Plastics in the sea

Hundreds of thousands of sea turtles, whales, and other marine mammals, and more than 1 million seabirds die each year from ocean pollution and ingestion or entanglement in marine debris. Marine debris is manmade waste that is directly or indirectly disposed of in oceans, rivers, and other waterways.

Most trash reaches the seas via rivers, and 80% originates from landfills and other urban sources. This waste, which is also consumed by fish and can entangle sharks and damage coral reefs, tends to accumulate in gyres (areas of slow spiraling water and low winds) and along coastlines.

There are 5 major ocean gyres worldwide. In the Pacific Ocean, the North Pacific Gyre is home to the “Great Pacific Garbage Patch”, a large area that is approximately the size of Texas with debris extending 20 feet (6 meters) down into the water column. It’s estimated that this “plastic island” contains 3.5 million tons of trash and could double in size in the next 5 years.

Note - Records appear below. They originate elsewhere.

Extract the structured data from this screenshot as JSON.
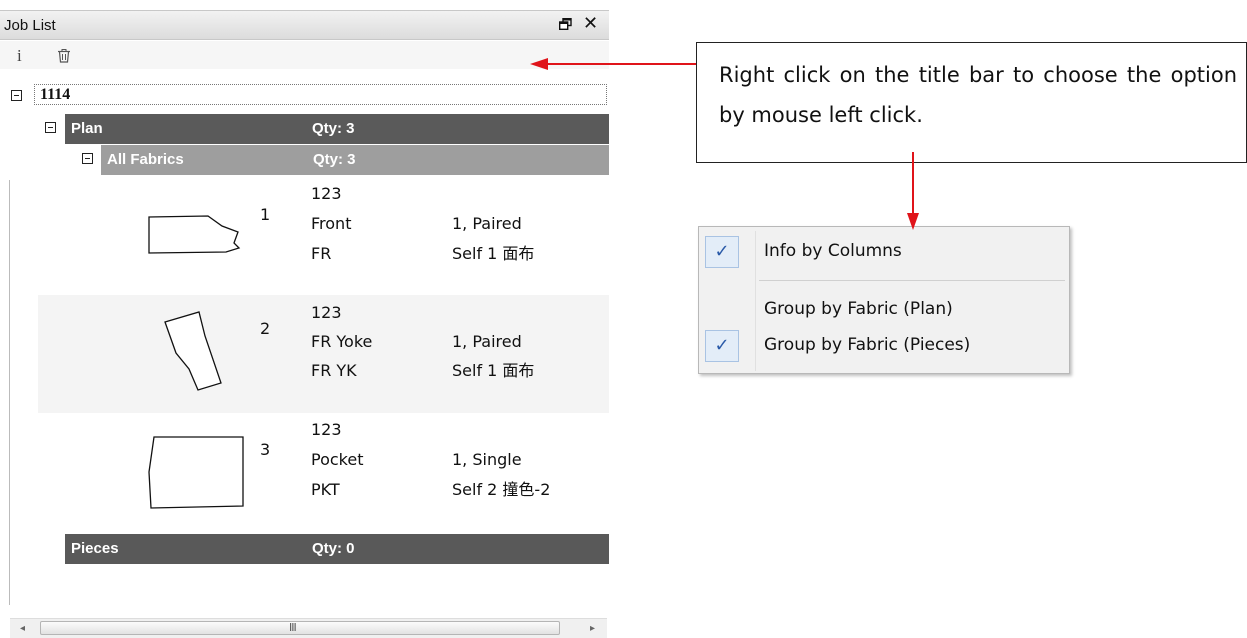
{
  "panel": {
    "title": "Job List",
    "float_glyph": "restore-window-icon",
    "close_glyph": "✕",
    "toolbar": {
      "info_glyph": "i",
      "trash_glyph": "trash-icon"
    }
  },
  "tree": {
    "root": "1114",
    "plan": {
      "label": "Plan",
      "qty": "Qty: 3"
    },
    "fabric": {
      "label": "All Fabrics",
      "qty": "Qty: 3"
    },
    "pieces_group": {
      "label": "Pieces",
      "qty": "Qty: 0"
    },
    "pieces": [
      {
        "number": "1",
        "code": "123",
        "name": "Front",
        "short": "FR",
        "pairing": "1, Paired",
        "fabric": "Self 1 面布"
      },
      {
        "number": "2",
        "code": "123",
        "name": "FR Yoke",
        "short": "FR YK",
        "pairing": "1, Paired",
        "fabric": "Self 1 面布"
      },
      {
        "number": "3",
        "code": "123",
        "name": "Pocket",
        "short": "PKT",
        "pairing": "1, Single",
        "fabric": "Self 2 撞色-2"
      }
    ]
  },
  "scrollbar": {
    "left": "◂",
    "right": "▸",
    "grip": "III"
  },
  "callout": {
    "text": "Right click on the title bar to choose the option by mouse left click."
  },
  "context_menu": {
    "items": [
      {
        "label": "Info by Columns",
        "checked": true
      },
      {
        "label": "Group by Fabric (Plan)",
        "checked": false
      },
      {
        "label": "Group by Fabric (Pieces)",
        "checked": true
      }
    ],
    "check_glyph": "✓"
  },
  "colors": {
    "arrow": "#e0141a",
    "plan_band": "#5a5a5a",
    "fabric_band": "#9e9e9e",
    "check": "#2a5aa8"
  }
}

Researchers have also estimated that for every 2.2 pounds (1 kilogram) of plankton in this area, there is 13.2 pounds (6 kilograms) of plastic. Common marine debris items includes things like cigarette butts, cans, plastic bags and bottles, styrofoam, balloons, lighters, and toothbrushes. Discarded or lost fishing gear such as lines, nets and buoys are especially dangerous to sea life.

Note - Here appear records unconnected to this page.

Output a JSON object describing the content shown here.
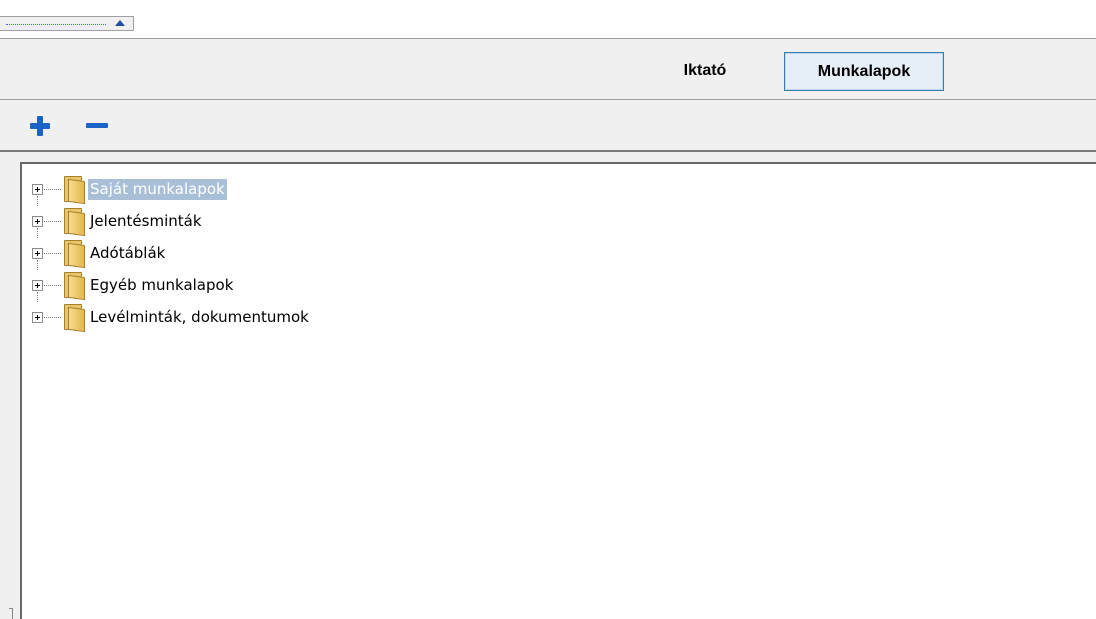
{
  "tabs": [
    {
      "label": "Iktató",
      "active": false
    },
    {
      "label": "Munkalapok",
      "active": true
    }
  ],
  "toolbar": {
    "add_icon": "plus-icon",
    "remove_icon": "minus-icon"
  },
  "tree": {
    "items": [
      {
        "label": "Saját munkalapok",
        "selected": true,
        "icon": "folder-icon"
      },
      {
        "label": "Jelentésminták",
        "selected": false,
        "icon": "folder-icon"
      },
      {
        "label": "Adótáblák",
        "selected": false,
        "icon": "folder-icon"
      },
      {
        "label": "Egyéb munkalapok",
        "selected": false,
        "icon": "folder-icon"
      },
      {
        "label": "Levélminták, dokumentumok",
        "selected": false,
        "icon": "folder-icon"
      }
    ]
  },
  "colors": {
    "accent": "#1a64c8",
    "selection": "#a9bfd8",
    "active_tab_border": "#3c7fb1"
  }
}
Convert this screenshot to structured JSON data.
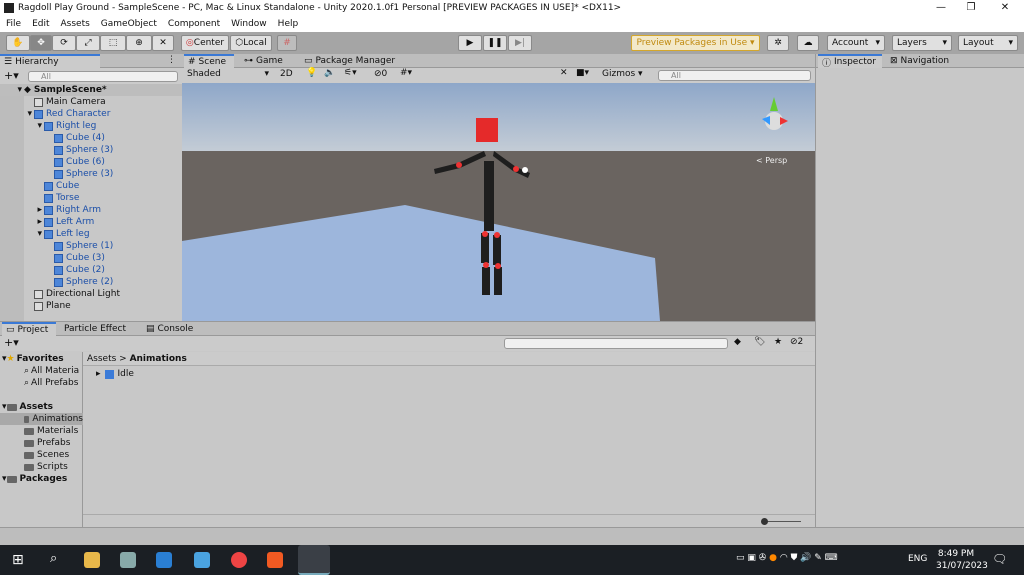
{
  "window": {
    "title": "Ragdoll Play Ground - SampleScene - PC, Mac & Linux Standalone - Unity 2020.1.0f1 Personal [PREVIEW PACKAGES IN USE]* <DX11>",
    "min": "—",
    "max": "❐",
    "close": "✕"
  },
  "menu": [
    "File",
    "Edit",
    "Assets",
    "GameObject",
    "Component",
    "Window",
    "Help"
  ],
  "toolbar": {
    "center": "Center",
    "local": "Local",
    "preview": "Preview Packages in Use ▾",
    "account": "Account",
    "layers": "Layers",
    "layout": "Layout"
  },
  "hierarchy": {
    "title": "Hierarchy",
    "search": "All",
    "items": [
      {
        "label": "SampleScene*",
        "level": 0,
        "arrow": "▾",
        "bold": true
      },
      {
        "label": "Main Camera",
        "level": 1,
        "arrow": ""
      },
      {
        "label": "Red Character",
        "level": 1,
        "arrow": "▾",
        "blue": true
      },
      {
        "label": "Right leg",
        "level": 2,
        "arrow": "▾",
        "blue": true
      },
      {
        "label": "Cube (4)",
        "level": 3,
        "arrow": "",
        "blue": true
      },
      {
        "label": "Sphere (3)",
        "level": 3,
        "arrow": "",
        "blue": true
      },
      {
        "label": "Cube (6)",
        "level": 3,
        "arrow": "",
        "blue": true
      },
      {
        "label": "Sphere (3)",
        "level": 3,
        "arrow": "",
        "blue": true
      },
      {
        "label": "Cube",
        "level": 2,
        "arrow": "",
        "blue": true
      },
      {
        "label": "Torse",
        "level": 2,
        "arrow": "",
        "blue": true
      },
      {
        "label": "Right Arm",
        "level": 2,
        "arrow": "▸",
        "blue": true
      },
      {
        "label": "Left Arm",
        "level": 2,
        "arrow": "▸",
        "blue": true
      },
      {
        "label": "Left leg",
        "level": 2,
        "arrow": "▾",
        "blue": true
      },
      {
        "label": "Sphere (1)",
        "level": 3,
        "arrow": "",
        "blue": true
      },
      {
        "label": "Cube (3)",
        "level": 3,
        "arrow": "",
        "blue": true
      },
      {
        "label": "Cube (2)",
        "level": 3,
        "arrow": "",
        "blue": true
      },
      {
        "label": "Sphere (2)",
        "level": 3,
        "arrow": "",
        "blue": true
      },
      {
        "label": "Directional Light",
        "level": 1,
        "arrow": ""
      },
      {
        "label": "Plane",
        "level": 1,
        "arrow": ""
      }
    ]
  },
  "scene": {
    "tabs": [
      "Scene",
      "Game",
      "Package Manager"
    ],
    "shading": "Shaded",
    "mode2d": "2D",
    "hidden_count": "0",
    "gizmos": "Gizmos",
    "search": "All",
    "persp": "< Persp"
  },
  "inspector": {
    "tabs": [
      "Inspector",
      "Navigation"
    ]
  },
  "project": {
    "tabs": [
      "Project",
      "Particle Effect",
      "Console"
    ],
    "breadcrumb": [
      "Assets",
      "Animations"
    ],
    "hidden_count": "2",
    "tree": [
      {
        "label": "Favorites",
        "level": 0,
        "bold": true,
        "icon": "star"
      },
      {
        "label": "All Materia",
        "level": 1,
        "icon": "search"
      },
      {
        "label": "All Prefabs",
        "level": 1,
        "icon": "search"
      },
      {
        "label": "Assets",
        "level": 0,
        "bold": true,
        "icon": "folder"
      },
      {
        "label": "Animations",
        "level": 1,
        "icon": "folder",
        "selected": true
      },
      {
        "label": "Materials",
        "level": 1,
        "icon": "folder"
      },
      {
        "label": "Prefabs",
        "level": 1,
        "icon": "folder"
      },
      {
        "label": "Scenes",
        "level": 1,
        "icon": "folder"
      },
      {
        "label": "Scripts",
        "level": 1,
        "icon": "folder"
      },
      {
        "label": "Packages",
        "level": 0,
        "bold": true,
        "icon": "folder"
      }
    ],
    "files": [
      "Idle"
    ]
  },
  "taskbar": {
    "lang": "ENG",
    "time": "8:49 PM",
    "date": "31/07/2023"
  }
}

Item
Time to degrade
phot of jar with marine debris
Paper towel 2-4 weeks
Newspaper 6 weeks
Cardboard box 2 months
Waxed milk carton 3 months
Apple core 2 months
Cotton gloves 1-5 months
Wool gloves 1 year
Plywood 1-3 years
Painted wooden sticks 13 years
Photo-degradable beverage holder 6 months
Plastic beverage holder 400 years
Plastic bags 10-20 years
Plastic bottle 100 years
Glass bottle and jars undetermined
Disposable diapers 50-100 years
Tin can 50 years
Aluminium can 200 years
Monofilament fishing line 600 years

(Mote Marine Laboratory, 1993)